[Source data]
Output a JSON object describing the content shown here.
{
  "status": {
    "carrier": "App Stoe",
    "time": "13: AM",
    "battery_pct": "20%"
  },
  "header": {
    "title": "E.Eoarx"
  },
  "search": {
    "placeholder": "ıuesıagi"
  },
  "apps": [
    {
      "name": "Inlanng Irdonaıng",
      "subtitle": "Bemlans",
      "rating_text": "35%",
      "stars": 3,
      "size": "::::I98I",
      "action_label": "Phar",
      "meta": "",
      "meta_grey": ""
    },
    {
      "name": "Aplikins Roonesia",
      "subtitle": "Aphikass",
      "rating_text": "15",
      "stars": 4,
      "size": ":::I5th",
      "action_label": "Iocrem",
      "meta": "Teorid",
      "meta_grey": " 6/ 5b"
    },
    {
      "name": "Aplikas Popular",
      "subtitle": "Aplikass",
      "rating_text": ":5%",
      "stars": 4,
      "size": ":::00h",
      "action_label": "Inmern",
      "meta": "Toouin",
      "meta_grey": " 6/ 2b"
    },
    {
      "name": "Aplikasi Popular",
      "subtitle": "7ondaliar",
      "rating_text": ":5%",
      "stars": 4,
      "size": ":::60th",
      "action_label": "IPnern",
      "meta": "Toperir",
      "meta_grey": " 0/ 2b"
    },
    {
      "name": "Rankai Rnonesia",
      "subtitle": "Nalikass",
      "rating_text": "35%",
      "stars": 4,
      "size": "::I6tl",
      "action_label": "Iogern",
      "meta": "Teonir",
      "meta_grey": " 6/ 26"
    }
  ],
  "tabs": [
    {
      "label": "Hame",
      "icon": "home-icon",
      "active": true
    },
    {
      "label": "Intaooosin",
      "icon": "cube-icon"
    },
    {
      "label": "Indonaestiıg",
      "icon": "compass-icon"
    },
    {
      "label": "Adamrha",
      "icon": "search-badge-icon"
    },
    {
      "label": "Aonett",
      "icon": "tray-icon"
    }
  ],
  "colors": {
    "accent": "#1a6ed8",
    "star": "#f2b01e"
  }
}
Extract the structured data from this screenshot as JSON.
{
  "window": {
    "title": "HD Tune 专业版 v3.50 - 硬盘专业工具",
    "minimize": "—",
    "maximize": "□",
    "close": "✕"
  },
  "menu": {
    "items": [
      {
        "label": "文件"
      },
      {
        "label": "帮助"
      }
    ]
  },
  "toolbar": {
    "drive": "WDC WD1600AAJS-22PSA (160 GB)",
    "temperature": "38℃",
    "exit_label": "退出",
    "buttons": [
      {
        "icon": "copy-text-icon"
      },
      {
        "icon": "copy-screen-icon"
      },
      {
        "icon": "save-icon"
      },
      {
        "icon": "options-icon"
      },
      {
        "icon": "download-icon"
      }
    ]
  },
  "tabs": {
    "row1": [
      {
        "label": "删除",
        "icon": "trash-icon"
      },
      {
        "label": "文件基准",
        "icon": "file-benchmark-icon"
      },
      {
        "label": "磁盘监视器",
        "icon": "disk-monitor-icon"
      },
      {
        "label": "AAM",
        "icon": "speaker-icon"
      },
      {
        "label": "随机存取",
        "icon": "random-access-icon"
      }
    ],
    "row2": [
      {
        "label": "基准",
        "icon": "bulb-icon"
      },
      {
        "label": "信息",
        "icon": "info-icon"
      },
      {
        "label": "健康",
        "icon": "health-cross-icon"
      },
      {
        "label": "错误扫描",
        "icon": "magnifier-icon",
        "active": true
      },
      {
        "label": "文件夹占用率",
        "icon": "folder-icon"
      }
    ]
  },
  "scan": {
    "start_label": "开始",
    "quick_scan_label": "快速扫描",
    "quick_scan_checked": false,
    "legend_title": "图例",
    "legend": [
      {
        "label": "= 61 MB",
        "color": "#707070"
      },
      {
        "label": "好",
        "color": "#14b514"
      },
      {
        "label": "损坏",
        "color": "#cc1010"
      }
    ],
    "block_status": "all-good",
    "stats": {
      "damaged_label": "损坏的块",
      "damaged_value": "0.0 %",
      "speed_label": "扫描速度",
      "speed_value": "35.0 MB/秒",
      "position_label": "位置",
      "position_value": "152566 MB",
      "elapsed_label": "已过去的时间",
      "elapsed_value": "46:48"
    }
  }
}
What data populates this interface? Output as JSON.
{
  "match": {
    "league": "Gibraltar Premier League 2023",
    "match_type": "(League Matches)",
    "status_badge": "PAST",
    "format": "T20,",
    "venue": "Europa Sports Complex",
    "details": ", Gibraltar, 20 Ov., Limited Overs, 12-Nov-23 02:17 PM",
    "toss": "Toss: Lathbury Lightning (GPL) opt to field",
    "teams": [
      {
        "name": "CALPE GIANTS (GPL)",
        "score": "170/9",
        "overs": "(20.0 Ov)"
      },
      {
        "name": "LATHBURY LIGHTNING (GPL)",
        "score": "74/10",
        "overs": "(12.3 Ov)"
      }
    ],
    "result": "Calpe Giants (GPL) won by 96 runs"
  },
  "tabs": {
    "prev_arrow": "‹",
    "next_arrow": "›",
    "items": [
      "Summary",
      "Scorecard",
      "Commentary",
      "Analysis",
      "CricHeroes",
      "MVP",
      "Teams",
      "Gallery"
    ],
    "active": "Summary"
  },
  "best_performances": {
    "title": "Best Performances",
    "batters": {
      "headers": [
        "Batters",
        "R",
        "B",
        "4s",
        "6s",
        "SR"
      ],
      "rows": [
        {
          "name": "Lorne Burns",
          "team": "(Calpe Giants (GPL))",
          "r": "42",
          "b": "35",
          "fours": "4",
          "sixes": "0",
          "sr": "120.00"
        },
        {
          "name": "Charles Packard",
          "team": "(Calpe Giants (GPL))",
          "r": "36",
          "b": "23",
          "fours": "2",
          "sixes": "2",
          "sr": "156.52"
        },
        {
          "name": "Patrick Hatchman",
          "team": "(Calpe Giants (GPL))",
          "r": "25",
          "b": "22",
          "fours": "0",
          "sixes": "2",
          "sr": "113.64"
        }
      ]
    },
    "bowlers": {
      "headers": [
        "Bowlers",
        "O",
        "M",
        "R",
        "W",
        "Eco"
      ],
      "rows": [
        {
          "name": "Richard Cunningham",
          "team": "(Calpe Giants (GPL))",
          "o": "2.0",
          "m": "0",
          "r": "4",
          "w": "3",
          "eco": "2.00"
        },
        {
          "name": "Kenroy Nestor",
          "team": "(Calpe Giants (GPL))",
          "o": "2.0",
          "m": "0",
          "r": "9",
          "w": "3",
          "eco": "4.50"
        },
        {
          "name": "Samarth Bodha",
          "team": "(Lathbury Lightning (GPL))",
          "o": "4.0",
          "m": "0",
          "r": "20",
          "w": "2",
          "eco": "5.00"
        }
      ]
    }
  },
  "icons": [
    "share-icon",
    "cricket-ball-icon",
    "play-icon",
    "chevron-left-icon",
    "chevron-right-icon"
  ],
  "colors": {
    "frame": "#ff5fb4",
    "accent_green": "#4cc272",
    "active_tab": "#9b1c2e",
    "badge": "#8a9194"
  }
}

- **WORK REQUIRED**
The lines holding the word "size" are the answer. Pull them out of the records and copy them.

- **RESULT OF THE TASK**
      "size": "::::I98I",
      "size": ":::I5th",
      "size": ":::00h",
      "size": ":::60th",
      "size": "::I6tl",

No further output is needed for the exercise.